It is Friday, August 2nd, 2019 and we’re heading toward the weekend! We actually do have some weather to talk about for the weekend. While we do need some rain, unfortunately, we are talking about the chance of scattered thunderstorms for portions of Texas on Saturday and Sunday. Not everyone is going to get rained on nor will it rain all day for most folks. Increased cloud cover and those scattered storms will help bring temperatures down a few degrees for some this weekend.
Today will be the typical August toasty for Texas with high temperatures ranging from right around 90 in the Arklatex up past 105 degrees in Laredo. Everyone else will generally be in the 90s to right around 100 degrees. We do note that portions of the Concho Valley, Permian Basin, West Texas, and Northwest Texas could have a few folks make it up toward 105-107 degrees this afternoon. A ‘flash drought’ is quickly developing due to the summer heat and lack of rainfall over the last several weeks. Drying soils are allowing temperatures to climb more easily compared to earlier in the summer when soils were still quite saturated.
Afternoon isolated ‘popcorn’ storms, or showers/storms that pop up and quickly rain themselves out, are expected in Southeast Texas and the Coastal Plains today. Some thunderstorms may also impact the northern half of the Texas Panhandle this evening. Those storms would develop this afternoon in New Mexico and Colorado before moving southeast. Any thunderstorm in Texas during the summer months could become strong with very localized wind gusts over 50 MPH, some small hail, and a quick one to three inches of rain over a very small area. All thunderstorms produce deadly cloud to ground lightning, so if thunder roars go indoors. A few storms may also move across the Red River from Oklahoma tonight into Texoma and North Texas.

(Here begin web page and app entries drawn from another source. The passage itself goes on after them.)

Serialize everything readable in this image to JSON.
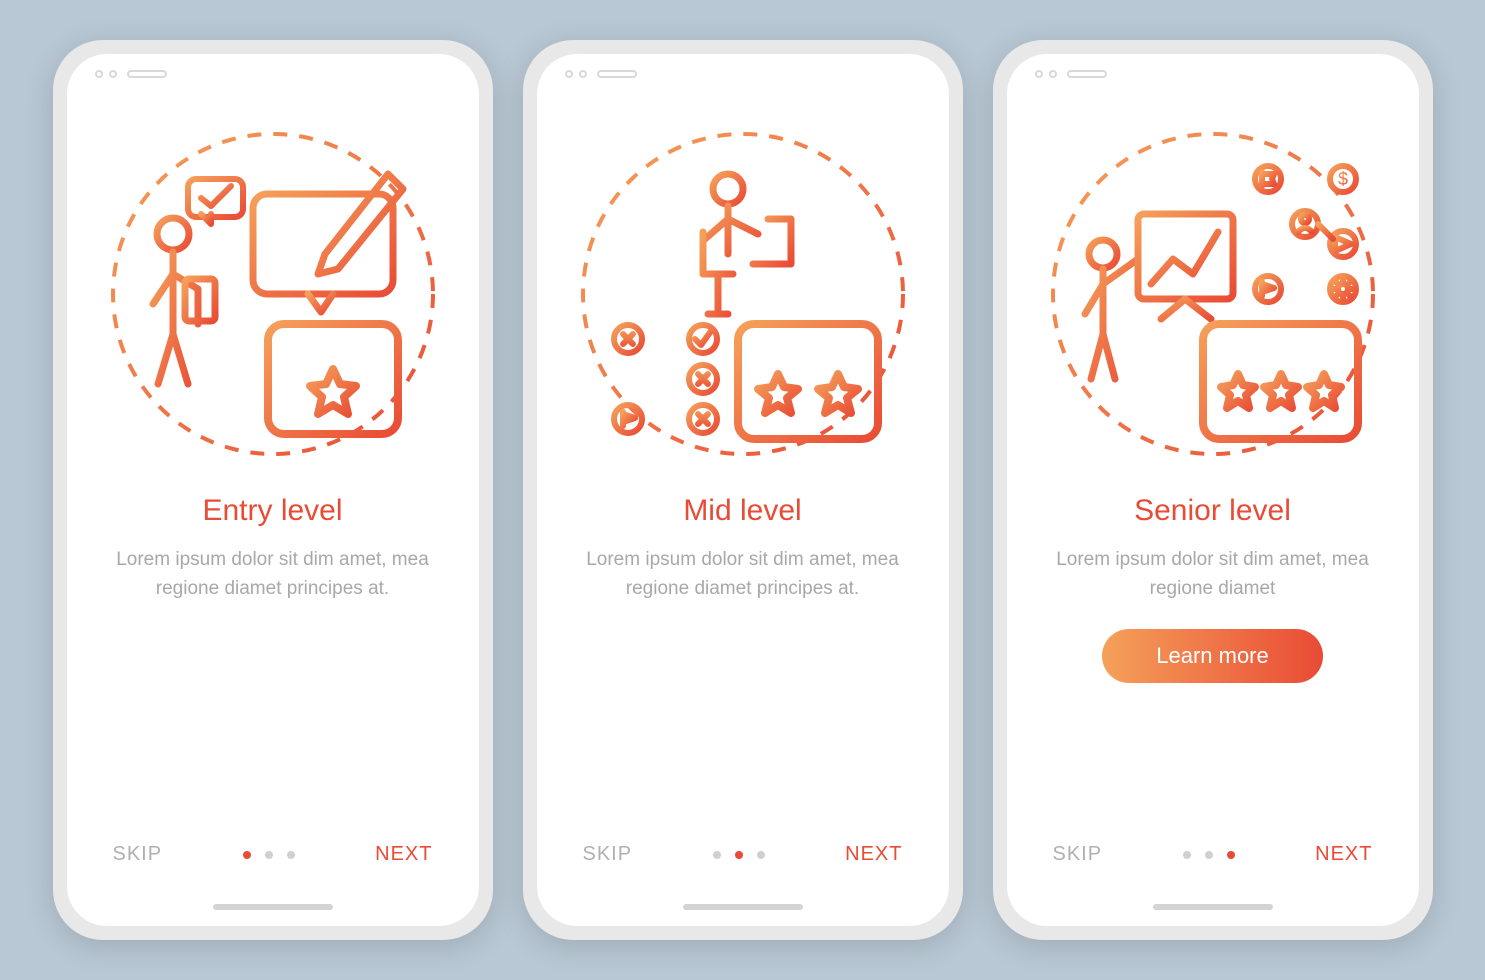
{
  "screens": [
    {
      "title": "Entry level",
      "desc": "Lorem ipsum dolor sit dim amet, mea regione diamet principes at.",
      "skip": "SKIP",
      "next": "NEXT",
      "stars": 1,
      "activeDot": 0,
      "cta": null
    },
    {
      "title": "Mid level",
      "desc": "Lorem ipsum dolor sit dim amet, mea regione diamet principes at.",
      "skip": "SKIP",
      "next": "NEXT",
      "stars": 2,
      "activeDot": 1,
      "cta": null
    },
    {
      "title": "Senior level",
      "desc": "Lorem ipsum dolor sit dim amet, mea regione diamet",
      "skip": "SKIP",
      "next": "NEXT",
      "stars": 3,
      "activeDot": 2,
      "cta": "Learn more"
    }
  ],
  "colors": {
    "gradientStart": "#f5a05a",
    "gradientEnd": "#e94b35",
    "accent": "#e94b35"
  }
}
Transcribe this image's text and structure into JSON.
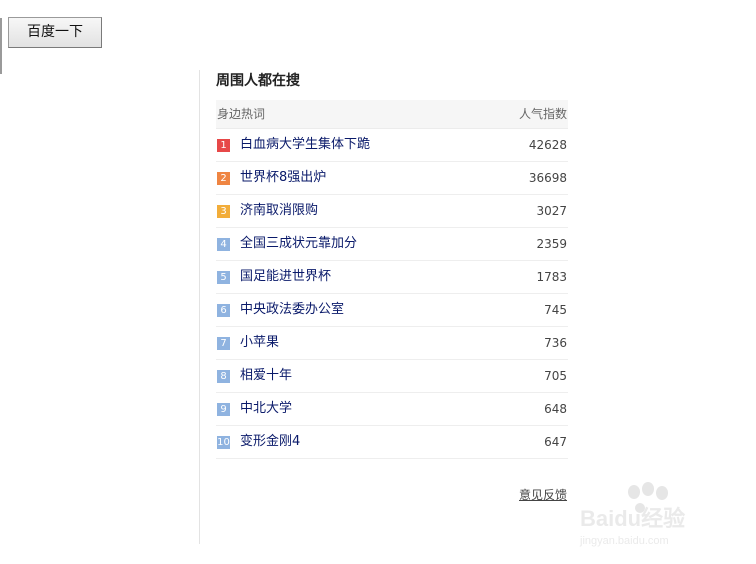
{
  "search_button": {
    "label": "百度一下"
  },
  "panel": {
    "title": "周围人都在搜",
    "header_term": "身边热词",
    "header_score": "人气指数",
    "items": [
      {
        "rank": "1",
        "term": "白血病大学生集体下跪",
        "score": "42628",
        "rank_color": "#e74848"
      },
      {
        "rank": "2",
        "term": "世界杯8强出炉",
        "score": "36698",
        "rank_color": "#ef8542"
      },
      {
        "rank": "3",
        "term": "济南取消限购",
        "score": "3027",
        "rank_color": "#f2ad3a"
      },
      {
        "rank": "4",
        "term": "全国三成状元靠加分",
        "score": "2359",
        "rank_color": "#8fb3e0"
      },
      {
        "rank": "5",
        "term": "国足能进世界杯",
        "score": "1783",
        "rank_color": "#8fb3e0"
      },
      {
        "rank": "6",
        "term": "中央政法委办公室",
        "score": "745",
        "rank_color": "#8fb3e0"
      },
      {
        "rank": "7",
        "term": "小苹果",
        "score": "736",
        "rank_color": "#8fb3e0"
      },
      {
        "rank": "8",
        "term": "相爱十年",
        "score": "705",
        "rank_color": "#8fb3e0"
      },
      {
        "rank": "9",
        "term": "中北大学",
        "score": "648",
        "rank_color": "#8fb3e0"
      },
      {
        "rank": "10",
        "term": "变形金刚4",
        "score": "647",
        "rank_color": "#8fb3e0"
      }
    ],
    "feedback_label": "意见反馈"
  },
  "watermark": {
    "brand": "Baidu经验",
    "url": "jingyan.baidu.com"
  }
}
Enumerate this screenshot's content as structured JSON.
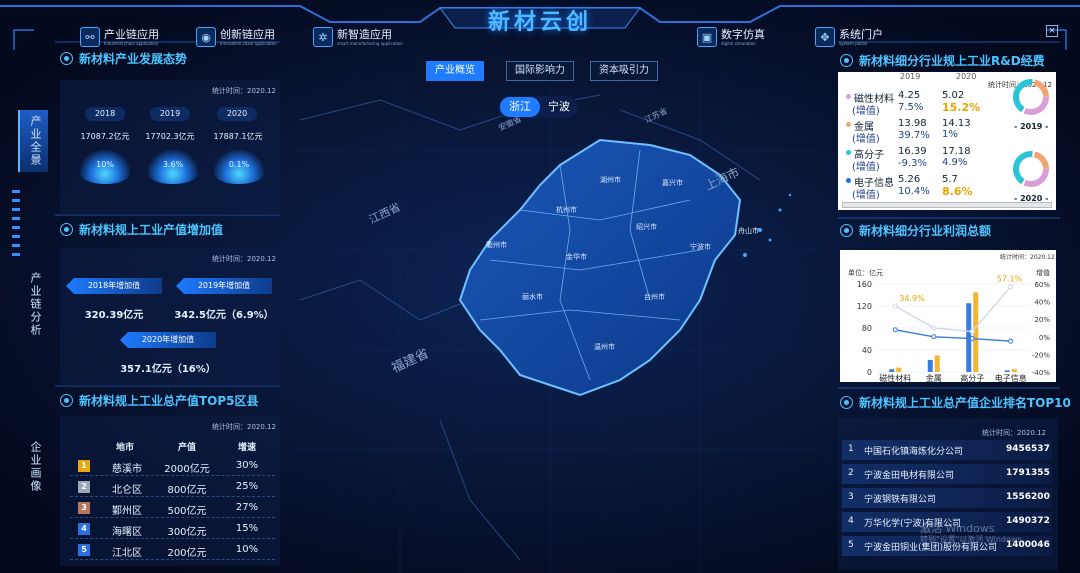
{
  "app": {
    "title": "新材云创"
  },
  "nav": [
    {
      "label": "产业链应用",
      "sub": "Industrial chain application",
      "icon": "chain-icon"
    },
    {
      "label": "创新链应用",
      "sub": "Innovation chain application",
      "icon": "bulb-icon"
    },
    {
      "label": "新智造应用",
      "sub": "smart manufacturing application",
      "icon": "gear-icon"
    },
    {
      "label": "数字仿真",
      "sub": "digital simulation",
      "icon": "monitor-icon"
    },
    {
      "label": "系统门户",
      "sub": "System portal",
      "icon": "grid-icon"
    }
  ],
  "close_label": "×",
  "side": [
    "产业全景",
    "产业链分析",
    "企业画像"
  ],
  "dev": {
    "title": "新材料产业发展态势",
    "stat": "统计时间：2020.12",
    "items": [
      {
        "year": "2018",
        "amount": "17087.2亿元",
        "pct": "10%"
      },
      {
        "year": "2019",
        "amount": "17702.3亿元",
        "pct": "3.6%"
      },
      {
        "year": "2020",
        "amount": "17887.1亿元",
        "pct": "0.1%"
      }
    ]
  },
  "addval": {
    "title": "新材料规上工业产值增加值",
    "stat": "统计时间：2020.12",
    "items": [
      {
        "label": "2018年增加值",
        "value": "320.39亿元"
      },
      {
        "label": "2019年增加值",
        "value": "342.5亿元（6.9%）"
      },
      {
        "label": "2020年增加值",
        "value": "357.1亿元（16%）"
      }
    ]
  },
  "top5": {
    "title": "新材料规上工业总产值TOP5区县",
    "stat": "统计时间：2020.12",
    "headers": [
      "地市",
      "产值",
      "增速"
    ],
    "rows": [
      {
        "rank": "1",
        "area": "慈溪市",
        "value": "2000亿元",
        "growth": "30%",
        "color": "#e6a817"
      },
      {
        "rank": "2",
        "area": "北仑区",
        "value": "800亿元",
        "growth": "25%",
        "color": "#9aa7b8"
      },
      {
        "rank": "3",
        "area": "鄞州区",
        "value": "500亿元",
        "growth": "27%",
        "color": "#b5785a"
      },
      {
        "rank": "4",
        "area": "海曙区",
        "value": "300亿元",
        "growth": "15%",
        "color": "#2c6fe0"
      },
      {
        "rank": "5",
        "area": "江北区",
        "value": "200亿元",
        "growth": "10%",
        "color": "#2c6fe0"
      }
    ]
  },
  "tabs": [
    "产业概览",
    "国际影响力",
    "资本吸引力"
  ],
  "province_tabs": [
    "浙江",
    "宁波"
  ],
  "map": {
    "provinces": [
      "安徽省",
      "江苏省",
      "上海市",
      "江西省",
      "福建省"
    ],
    "cities": [
      "湖州市",
      "嘉兴市",
      "杭州市",
      "绍兴市",
      "宁波市",
      "舟山市",
      "衢州市",
      "金华市",
      "台州市",
      "丽水市",
      "温州市"
    ]
  },
  "rd": {
    "title": "新材料细分行业规上工业R&D经费",
    "stat": "统计时间：2020.12",
    "year_headers": [
      "2019",
      "2020"
    ],
    "rows": [
      {
        "name": "磁性材料",
        "sub": "(增值)",
        "v2019": "4.25",
        "g2019": "7.5%",
        "v2020": "5.02",
        "g2020": "15.2%",
        "dot": "#d99ed8",
        "hl": true
      },
      {
        "name": "金属",
        "sub": "(增值)",
        "v2019": "13.98",
        "g2019": "39.7%",
        "v2020": "14.13",
        "g2020": "1%",
        "dot": "#f0a570",
        "hl": false
      },
      {
        "name": "高分子",
        "sub": "(增值)",
        "v2019": "16.39",
        "g2019": "-9.3%",
        "v2020": "17.18",
        "g2020": "4.9%",
        "dot": "#2bc3d6",
        "hl": false
      },
      {
        "name": "电子信息",
        "sub": "(增值)",
        "v2019": "5.26",
        "g2019": "10.4%",
        "v2020": "5.7",
        "g2020": "8.6%",
        "dot": "#1f6fe0",
        "hl": true
      }
    ],
    "donut_labels": [
      "- 2019 -",
      "- 2020 -"
    ]
  },
  "profit": {
    "title": "新材料细分行业利润总额",
    "stat": "统计时间：2020.12",
    "unit_left": "单位：亿元",
    "unit_right": "增值",
    "left_ticks": [
      "160",
      "120",
      "80",
      "40",
      "0"
    ],
    "right_ticks": [
      "60%",
      "40%",
      "20%",
      "0%",
      "-20%",
      "-40%"
    ],
    "peak_labels": [
      "34.9%",
      "57.1%"
    ]
  },
  "chart_data": {
    "type": "bar",
    "title": "新材料细分行业利润总额",
    "categories": [
      "磁性材料",
      "金属",
      "高分子",
      "电子信息"
    ],
    "series": [
      {
        "values": [
          5,
          22,
          125,
          3
        ],
        "color": "#3a7be0"
      },
      {
        "values": [
          8,
          30,
          145,
          5
        ],
        "color": "#f3b632"
      }
    ],
    "lines": [
      {
        "values": [
          34.9,
          10,
          6,
          57.1
        ],
        "color": "#cfd8e6"
      },
      {
        "values": [
          8,
          0,
          -2,
          -5
        ],
        "color": "#3a7be0"
      }
    ],
    "ylim": [
      0,
      160
    ],
    "y2lim": [
      -40,
      60
    ],
    "ylabel": "单位：亿元",
    "y2label": "增值"
  },
  "top10": {
    "title": "新材料规上工业总产值企业排名TOP10",
    "stat": "统计时间：2020.12",
    "rows": [
      {
        "rank": "1",
        "name": "中国石化镇海炼化分公司",
        "value": "9456537"
      },
      {
        "rank": "2",
        "name": "宁波金田电材有限公司",
        "value": "1791355"
      },
      {
        "rank": "3",
        "name": "宁波钢铁有限公司",
        "value": "1556200"
      },
      {
        "rank": "4",
        "name": "万华化学(宁波)有限公司",
        "value": "1490372"
      },
      {
        "rank": "5",
        "name": "宁波金田铜业(集团)股份有限公司",
        "value": "1400046"
      }
    ]
  },
  "watermark": [
    "激活 Windows",
    "转到\"设置\"以激活 Windows。"
  ]
}
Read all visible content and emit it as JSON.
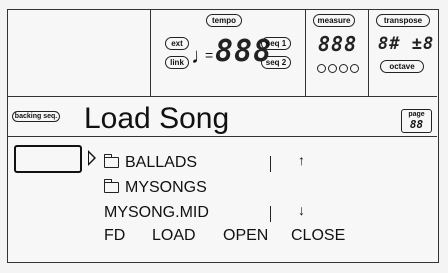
{
  "header": {
    "tempo_label": "tempo",
    "ext_label": "ext",
    "link_label": "link",
    "tempo_value": "888",
    "seq1_label": "seq 1",
    "seq2_label": "seq 2",
    "measure_label": "measure",
    "measure_value": "888",
    "transpose_label": "transpose",
    "transpose_value": "8#  ±8",
    "octave_label": "octave"
  },
  "mode_badge": "backing seq.",
  "title": "Load Song",
  "page_label": "page",
  "page_value": "88",
  "list": {
    "items": [
      {
        "type": "folder",
        "label": "BALLADS"
      },
      {
        "type": "folder",
        "label": "MYSONGS"
      },
      {
        "type": "file",
        "label": "MYSONG.MID"
      }
    ],
    "scroll_up": "↑",
    "scroll_down": "↓"
  },
  "softkeys": [
    "FD",
    "LOAD",
    "OPEN",
    "CLOSE"
  ]
}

Our summer-time upper-level heat dome will be shifting into the Southwestern United States this weekend. That’ll allow for a weak northerly flow aloft and a weak upper-level storm system to move into the eastern half of Texas. The result will be increased cloud cover, temperatures coming down a few degrees, and the possibility of showers and thunderstorms. As stated above the best chance for some folks to get rain this weekend will be across the eastern half of Texas. Especially for those folks along and east of Interstate 35 from Oklahoma City to the D/FW Metroplex to Austin, down into the Brazos Valley, East Texas, Northeast Texas, and Southeast Texas. Not everyone is going to get rain – but at least the increased cloudiness should help it feel a bit less like August. Those who end up under a storm could receive a quick one to three inches of rain if they get lucky. Most folks will see much lower rain amounts (those who get rain at all).
We actually do have an official severe weather risk tomorrow. The Storm Prediction Center has highlighted a level one risk of severe weather for Northwest Texas, the eastern Big Country, all of Texoma, Northwest Texas, northern portions of East Texas, and a majority of North Texas. Some storms may be able to become organized enough tomorrow afternoon and tomorrow evening to produce damaging straight-line winds over 60 MPH along with quarter size hail. With hardly any cap in place, tomorrow’s storm development won’t be particularly predictable too far in advance.
Storms up in Oklahoma tonight will probably push a few outflow boundaries south across the Red River by tomorrow morning. Those boundaries will likely be focal points for scattered thunderstorm development. Realistically we could also see a small cluster of storms try and make its way south across portions of the risk zone tomorrow. If we had a thunderstorm cluster materialize we’d definitely have to watch for some of those stronger outflow winds.
Those heading outdoors tomorrow across the eastern half of Texas should be aware that thunderstorms are possible. All thunderstorms produce dangerous cloud to ground lightning. Erratic outflow winds may occur well away from any thunderstorm. Those erratic winds are of particular concern to those on lakes, and we usually have a few fatalities each summer from those gusty winds you get when an outflow boundary arrives.
Shower and thunderstorm chances will continue on Sunday across the eastern half of Texas, but will generally conclude by Sunday evening. The upper-level heat dome looks like it’ll build back in over Texas next week. Temperatures will likely be back in the upper 90s to 100s with any rain chances confined to the coast and sea breeze activity.
Y’all have a great Friday and remember – when thunder roars go indoors! You can keep tabs on the radar for your area using our interactive radar here on our website and in our free mobile app.